(Data records)
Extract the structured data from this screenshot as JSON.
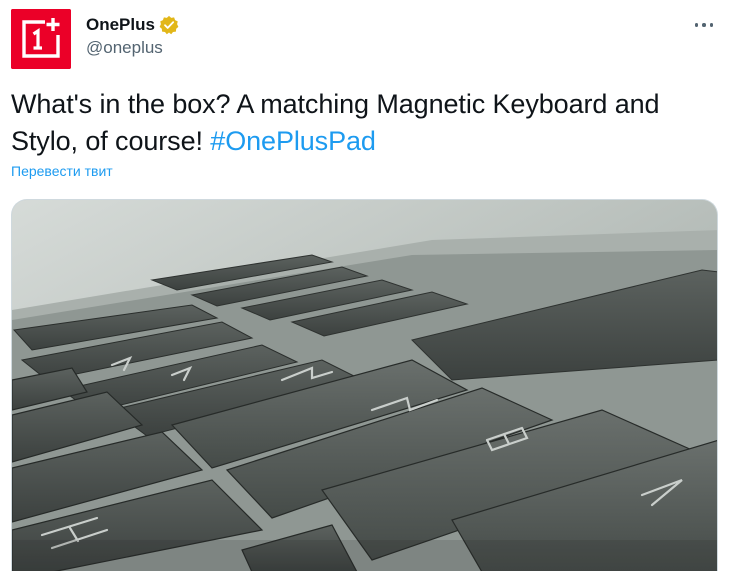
{
  "author": {
    "display_name": "OnePlus",
    "handle": "@oneplus",
    "avatar_icon": "oneplus-logo-icon",
    "verified_icon": "verified-badge-icon",
    "brand_color": "#eb0028",
    "verified_color": "#e2b719"
  },
  "tweet": {
    "text": "What's in the box? A matching Magnetic Keyboard and Stylo, of course! ",
    "hashtag": "#OnePlusPad",
    "translate_label": "Перевести твит",
    "more_icon": "more-options-icon",
    "link_color": "#1d9bf0"
  },
  "media": {
    "type": "image",
    "subject": "keyboard-keys-photo",
    "key_legends": [
      "N",
      "N",
      "B",
      "H",
      "V"
    ]
  }
}
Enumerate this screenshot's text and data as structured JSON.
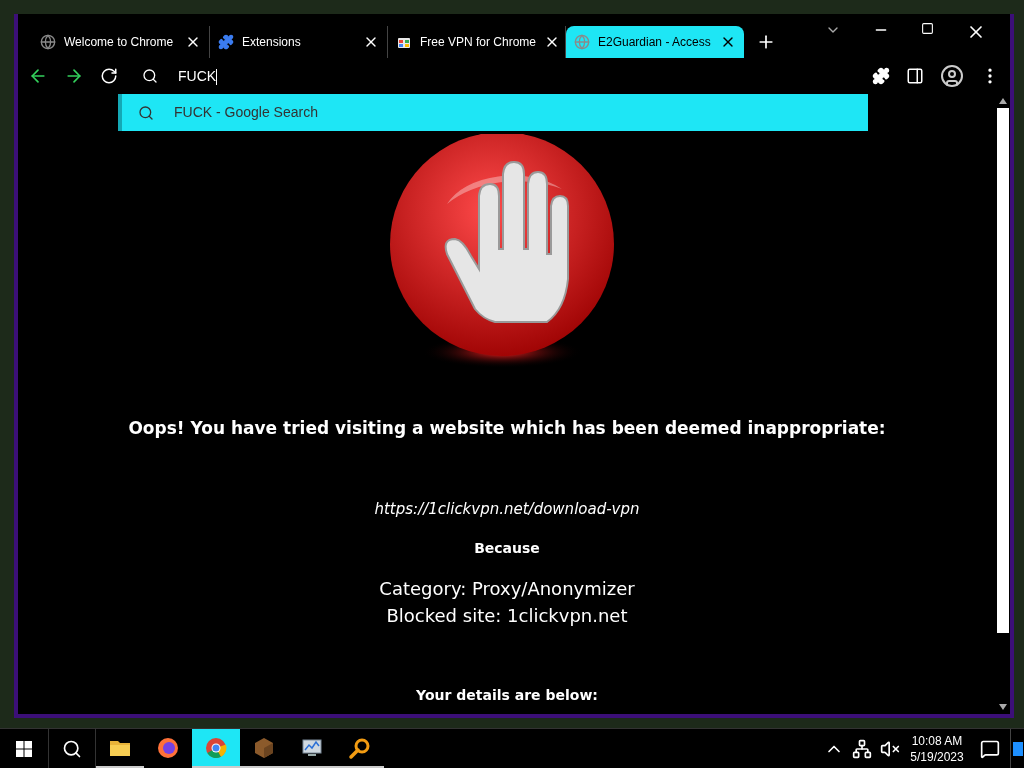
{
  "tabs": [
    {
      "title": "Welcome to Chrome",
      "kind": "globe",
      "selected": false
    },
    {
      "title": "Extensions",
      "kind": "puzzle",
      "selected": false
    },
    {
      "title": "Free VPN for Chrome",
      "kind": "store",
      "selected": false
    },
    {
      "title": "E2Guardian - Access",
      "kind": "globe",
      "selected": true
    }
  ],
  "toolbar": {
    "address": "FUCK"
  },
  "suggestion": {
    "text": "FUCK - Google Search"
  },
  "page": {
    "heading": "Oops! You have tried visiting a website which has been deemed inappropriate:",
    "url": "https://1clickvpn.net/download-vpn",
    "because": "Because",
    "category": "Category: Proxy/Anonymizer",
    "blocked": "Blocked site: 1clickvpn.net",
    "details": "Your details are below:"
  },
  "taskbar": {
    "apps": [
      {
        "kind": "folder",
        "selected": false,
        "running": true
      },
      {
        "kind": "firefox",
        "selected": false,
        "running": false
      },
      {
        "kind": "chrome",
        "selected": true,
        "running": true
      },
      {
        "kind": "block",
        "selected": false,
        "running": true
      },
      {
        "kind": "monitor",
        "selected": false,
        "running": true
      },
      {
        "kind": "magnifier",
        "selected": false,
        "running": true
      }
    ],
    "time": "10:08 AM",
    "date": "5/19/2023"
  }
}
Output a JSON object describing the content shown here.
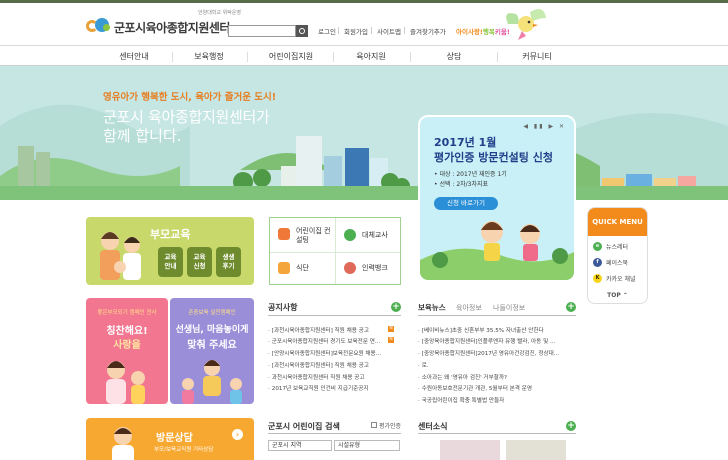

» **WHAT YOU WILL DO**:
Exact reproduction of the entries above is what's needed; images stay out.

» **PROBLEM SOLUTION**:
Extract the structured data from this screenshot as JSON.
{
  "author": {
    "display_name": "OnePlus",
    "handle": "@oneplus",
    "avatar_icon": "oneplus-logo-icon",
    "verified_icon": "verified-badge-icon",
    "brand_color": "#eb0028",
    "verified_color": "#e2b719"
  },
  "tweet": {
    "text": "What's in the box? A matching Magnetic Keyboard and Stylo, of course! ",
    "hashtag": "#OnePlusPad",
    "translate_label": "Перевести твит",
    "more_icon": "more-options-icon",
    "link_color": "#1d9bf0"
  },
  "media": {
    "type": "image",
    "subject": "keyboard-keys-photo",
    "key_legends": [
      "N",
      "N",
      "B",
      "H",
      "V"
    ]
  }
}
Enumerate this screenshot's text and data as structured JSON.
{
  "tabs": [
    {
      "title": "Welcome to Chrome",
      "kind": "globe",
      "selected": false
    },
    {
      "title": "Extensions",
      "kind": "puzzle",
      "selected": false
    },
    {
      "title": "Free VPN for Chrome",
      "kind": "store",
      "selected": false
    },
    {
      "title": "E2Guardian - Access",
      "kind": "globe",
      "selected": true
    }
  ],
  "toolbar": {
    "address": "FUCK"
  },
  "suggestion": {
    "text": "FUCK - Google Search"
  },
  "page": {
    "heading": "Oops! You have tried visiting a website which has been deemed inappropriate:",
    "url": "https://1clickvpn.net/download-vpn",
    "because": "Because",
    "category": "Category: Proxy/Anonymizer",
    "blocked": "Blocked site: 1clickvpn.net",
    "details": "Your details are below:"
  },
  "taskbar": {
    "apps": [
      {
        "kind": "folder",
        "selected": false,
        "running": true
      },
      {
        "kind": "firefox",
        "selected": false,
        "running": false
      },
      {
        "kind": "chrome",
        "selected": true,
        "running": true
      },
      {
        "kind": "block",
        "selected": false,
        "running": true
      },
      {
        "kind": "monitor",
        "selected": false,
        "running": true
      },
      {
        "kind": "magnifier",
        "selected": false,
        "running": true
      }
    ],
    "time": "10:08 AM",
    "date": "5/19/2023"
  }
}
Output a JSON object describing the content shown here.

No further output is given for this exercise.